How can one measure formation? We had a hard time coming up with a definition of what a formed believer is. The fruits of the Spirit is a start but how does one measure joy in a quantitative way? Some folks decided that "you know it when you see it" and to go any further was inappropriate or smacked of judgmentalism.

When we define a fruit of the spirit in such a way that it would have a measurable outcome, then we are creating a bounded set where some are in and others are out. This could explain the reluctance that some have with any kind of measurable outcome in a ministry setting. It comes down to where one sets the boundary and how the survey is constructed.
The challenge would be to construct a survey that would be simple and effective. Sounds like a incredible challenge to me.


Jerry said...

Stark and Glock's theory seems helpful to me. Thanks for posting that. To me, it's probably a more theological question--Willow's bias (being the mainstream evangelical church that it is) is toward pietism--individual markers of faith that are largely devotional in nature (though they do also emphasize service). Personally, looking at the early church or Jesus' ministry, I'd add some kind of boundary crossing element--the extent at which people are developing meaningful relationships with others unlike them or involved in promoting social justice. Or beyond tithing, generosity more broadly outside of the church context. Kind of a definitional issue as well--what does "loving others" mean? Is it only individuals devoid of their social context? Most of the impact of Jesus' work was because of social context--not just loving any neighbors, but loving the most difficult or least comfortable ones.

I'm simply not enough a social scientist to really critique methods, but the mixed approach here certainly sounds good. I do wonder what would happen if they flipped independent and dependent variables here--how those behaviors may lead to growth on the "spritual continuum." It seems to me there's an assumption of causation there that I'm not sure is supported. But what do I know?

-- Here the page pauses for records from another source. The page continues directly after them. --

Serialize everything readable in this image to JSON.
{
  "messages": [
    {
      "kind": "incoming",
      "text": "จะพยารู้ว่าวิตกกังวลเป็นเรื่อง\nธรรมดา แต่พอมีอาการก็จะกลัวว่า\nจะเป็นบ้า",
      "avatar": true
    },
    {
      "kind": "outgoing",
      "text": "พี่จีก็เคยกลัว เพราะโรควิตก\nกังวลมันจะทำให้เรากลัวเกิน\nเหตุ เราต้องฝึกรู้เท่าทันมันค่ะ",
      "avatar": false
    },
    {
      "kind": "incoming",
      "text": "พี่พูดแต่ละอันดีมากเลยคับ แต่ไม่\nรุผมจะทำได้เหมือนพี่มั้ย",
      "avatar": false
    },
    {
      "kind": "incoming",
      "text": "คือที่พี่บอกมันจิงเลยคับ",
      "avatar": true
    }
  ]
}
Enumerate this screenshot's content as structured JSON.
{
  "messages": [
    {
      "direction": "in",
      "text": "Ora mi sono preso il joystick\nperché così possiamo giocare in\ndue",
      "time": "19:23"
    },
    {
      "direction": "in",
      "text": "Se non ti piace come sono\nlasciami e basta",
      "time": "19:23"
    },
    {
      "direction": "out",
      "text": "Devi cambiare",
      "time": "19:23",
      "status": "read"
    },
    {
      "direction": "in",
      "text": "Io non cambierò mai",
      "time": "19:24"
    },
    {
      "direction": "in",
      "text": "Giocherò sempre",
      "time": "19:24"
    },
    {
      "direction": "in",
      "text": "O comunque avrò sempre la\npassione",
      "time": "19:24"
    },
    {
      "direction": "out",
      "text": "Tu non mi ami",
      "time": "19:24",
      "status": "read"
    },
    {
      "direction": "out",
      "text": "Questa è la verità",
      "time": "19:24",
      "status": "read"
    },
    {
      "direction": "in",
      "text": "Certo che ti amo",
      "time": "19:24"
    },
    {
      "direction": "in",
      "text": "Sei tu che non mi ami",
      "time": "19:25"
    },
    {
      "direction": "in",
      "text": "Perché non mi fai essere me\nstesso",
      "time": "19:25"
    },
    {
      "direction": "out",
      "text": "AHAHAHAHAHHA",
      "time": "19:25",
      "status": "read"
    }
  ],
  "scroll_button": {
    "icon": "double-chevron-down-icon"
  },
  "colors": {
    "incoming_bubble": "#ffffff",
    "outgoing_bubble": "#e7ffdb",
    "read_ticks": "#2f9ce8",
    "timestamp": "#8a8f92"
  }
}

I do think the overall finding here, that just being involved in church programs doesn't do much, is a very important one, and pretty ground shaking for Willow. When I was growing up, the attitude was "just bring your friends here for evangelism and we'll do the rest." In my youth group, 200 people would "convert" in one night, but the core group wouldn't grow due to all turnover rates. I think these results are saying more or less the same thing.

Sorry for the long post!! Hope it mostly makes sense.

Brad Wright said...

Derek, you explain really well the difficulty of measuring spiritual outcomes... Did Dr. Gorman give you any answers?!

Jerry, thank you for your thoughtful comment! You identify issues that make this an interesting question--deciding what to measure is a theological and cultural issue as well as a methodological one.

I too have thought about Willow's focus on the individual--certainly consistent with many mega-church evangelicals.

As for reverse causation, you anticipate my next post on the matter!